Get your baristas to understand the difference between mediocre espresso and the real thing. I've operated sixteen stores myself and trained probably 1000 people in the last twenty- five years. I am well aware of proper employee training challenges. But it takes the same length of time to train someone the right way as it does to train the same person the wrong way. In most cases, is that the barista follows the training procedure given to him/her by the supervisor, the coffee distributor or the equipment salesperson. Therefore, as an owner, you must learn how to be an expert barista yourself. Then, teach your baristas the proper preparation techniques. Also, insist that your espresso delivery person checks on the baristas every time the delivery person is in the store. Once the baristas learn how to make excellent espresso drinks, they will develop a taste for the real thing and won't serve anything that they would not drink themselves.
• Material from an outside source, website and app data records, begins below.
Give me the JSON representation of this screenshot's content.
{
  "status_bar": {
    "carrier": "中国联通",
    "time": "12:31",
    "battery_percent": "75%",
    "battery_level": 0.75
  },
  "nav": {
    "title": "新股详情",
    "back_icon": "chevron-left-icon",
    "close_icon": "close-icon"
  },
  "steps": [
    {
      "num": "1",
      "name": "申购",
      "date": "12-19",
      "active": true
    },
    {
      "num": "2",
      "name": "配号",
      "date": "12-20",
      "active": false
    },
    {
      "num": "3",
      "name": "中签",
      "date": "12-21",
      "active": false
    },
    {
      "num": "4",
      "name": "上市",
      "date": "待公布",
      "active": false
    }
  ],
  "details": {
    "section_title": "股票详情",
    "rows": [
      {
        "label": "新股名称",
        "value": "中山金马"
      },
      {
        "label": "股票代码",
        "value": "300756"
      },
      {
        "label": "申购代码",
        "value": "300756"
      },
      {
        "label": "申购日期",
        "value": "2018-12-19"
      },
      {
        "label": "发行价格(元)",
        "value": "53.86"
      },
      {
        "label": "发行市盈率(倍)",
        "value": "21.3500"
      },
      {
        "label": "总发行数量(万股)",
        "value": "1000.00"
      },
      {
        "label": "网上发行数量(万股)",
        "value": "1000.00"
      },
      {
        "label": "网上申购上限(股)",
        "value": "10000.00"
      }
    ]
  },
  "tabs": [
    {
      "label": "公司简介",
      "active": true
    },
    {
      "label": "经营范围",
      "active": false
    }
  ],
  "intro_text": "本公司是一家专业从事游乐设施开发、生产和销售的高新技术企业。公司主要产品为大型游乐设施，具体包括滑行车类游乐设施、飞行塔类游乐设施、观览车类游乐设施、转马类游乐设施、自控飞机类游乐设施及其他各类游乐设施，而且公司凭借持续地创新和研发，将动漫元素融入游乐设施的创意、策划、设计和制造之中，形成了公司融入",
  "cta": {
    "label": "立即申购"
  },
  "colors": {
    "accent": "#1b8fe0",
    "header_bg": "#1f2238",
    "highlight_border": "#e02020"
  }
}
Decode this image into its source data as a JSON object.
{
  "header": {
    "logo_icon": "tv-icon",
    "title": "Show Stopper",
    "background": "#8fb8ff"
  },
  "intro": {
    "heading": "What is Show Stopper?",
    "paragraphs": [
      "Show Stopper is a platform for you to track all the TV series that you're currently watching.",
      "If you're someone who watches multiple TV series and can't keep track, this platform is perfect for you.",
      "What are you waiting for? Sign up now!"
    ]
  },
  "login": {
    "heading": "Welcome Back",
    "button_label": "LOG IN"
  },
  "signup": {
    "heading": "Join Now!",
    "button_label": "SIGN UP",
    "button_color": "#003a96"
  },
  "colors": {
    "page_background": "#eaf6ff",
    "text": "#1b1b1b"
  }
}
And a final word of advice: If you won't do it right, please don't add espresso to your food establishment. You will turn off the already espresso educated customers, fail to gain increased traffic, waste you counter space and investment and upset your employees. But most of all, you will miss the opportunity of creating a true impact on your concept by developing an effective espresso profit center that would attract new customers and increase your revenues.
About the Author
All together, Alex opened and operated 16 espresso bars in diverse locations, including the Ohio State University Student Union and the University of Michigan. At the present time Alex Fisenko serves as a freelance consultant, teaching individuals and corporations how to open and operate successful espresso bars and how to increase sales in existing locations. In 1996, he wrote the "Espresso Business Success" guide.
Published: June 1999, Last Modified: August 2011